How to Make Large Paper Flowers

How to make large paper flowers
Caylin Harris

Getting Started

how to make large paper flowers
Caylin Harris / The Spruce

Who doesn’t struggle with the idea of wanting to add wall art to a room but balking at the price? Why not make your own! It’s so much easier than you think.

These flowers can add a whimsical touch to a child’s bedroom or can be used to decorate a wall at a wedding or baby shower. More resilient and affordable than the real thing, these paper versions can quickly become party staples. Perfect for a photo wall, they make a big impact while still being easy to make on your own. All it takes a little patience.

You don’t need to make a million flowers either! This craft can get a little time consuming, so if you have a big project to do, it might be a smart idea to have some friends over and make a night of it. A few extra sets of hands will make it all go by so much faster.

Gather Your Materials

large paper flower materials
Caylin Harris / The Spruce

The most important supply here? You guessed it—the paper. Whatever you do, don’t skimp and get a so-so quality paper. The success of this craft hinges on having flexible yet stiff enough sheets for these flowers. You’ll also want beautiful colors that complement each other too. Also, it’s worth noting that sharp scissors are a must. You don’t want the edges of the petals to look ragged.

  • Colored paper
  • Pencil
  • Scissors
  • Cardboard
  • Hot glue gun
  • Bone folder

Figure out What Flowers You’ll Make

paper flower inspiration
Caylin Harris / The Spruce

Luckily for us, flowers come in all shapes and sizes, which means you sort of have your pick when it comes to flowers to get inspired by. Roses and peonies are the perfect inspiration for this craft though, thanks to their petal structure.

Obviously, each petal doesn’t have to look the same way it does in real life but use the shapes as a guide to help you draw the petals. Because you’ll need to make lots of petals, it might be a smart idea to come up with a few template petal shapes in small, medium, and large. That way if you do have help, people can work in assembly-line style fashion.

Remember: You will have to customize the size and shape of petals as you start building your flowers.

Cut and Shape the Petals

Making paper flower petals
Caylin Harris / The Spruce

The first step is to create a bunch of petals in a few different sizes.

Note: You don’t have to work with single petals if you don’t want to—you can instead create full flower shapes with three or five petals that will help make layering easier.

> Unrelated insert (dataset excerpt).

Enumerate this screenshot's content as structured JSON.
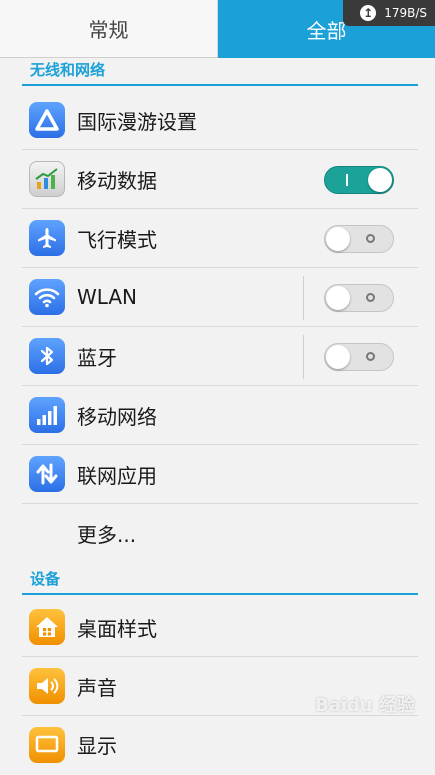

The most important technique to make this project work is shaping the petals so they have some dimension. You’ll want to do this before you start gluing them together. There are a few ways to do this.

  • You can fold each petal in half to create a vein and then shape the outside of the petals with the bone folder.
  • You can also curl the tips of each petal, either in or out, to give them a nice shape.
  • Cutting a slit in the bottom of each petal and then crossing the two pieces so the petal stands up is another great technique.

All of these ways of shaping the petals will ensure that your final product feels like the real thing instead of paper.

Assemble Your Flowers

Gluing the flower petals
Caylin Harris / The Spruce

Starting from the outside and working your way in, glue your petals together. We recommend using a small, round piece of cardboard as your flower base to glue petals onto. It makes it easier to hang later on because the cardboard is stiffer and holds up better to whatever tape or adhesive you’ll use to hang it than the paper would.

You’ll want to place the petals so each layer is filling gaps left by the previous layer. Eventually, the petals will start to get smaller and you can form the smallest petals into a tighter bud—or you can take a strip of paper and roll it into a cone shape to form a tight, swirled bud.

Finish and Hang

Hanging your paper flower
Caylin Harris / The Spruce

There’s a beauty to working with hot glue on this project. It means that it dries quickly (almost instantly) and that your flowers won’t fall apart in your hands.

These flowers look best in groups, so once you have a bunch of them ready, you can hang them on your wall using a piece of sticky tack or Velcro Command strips on the wall. It depends on how long you’ll need them to hang.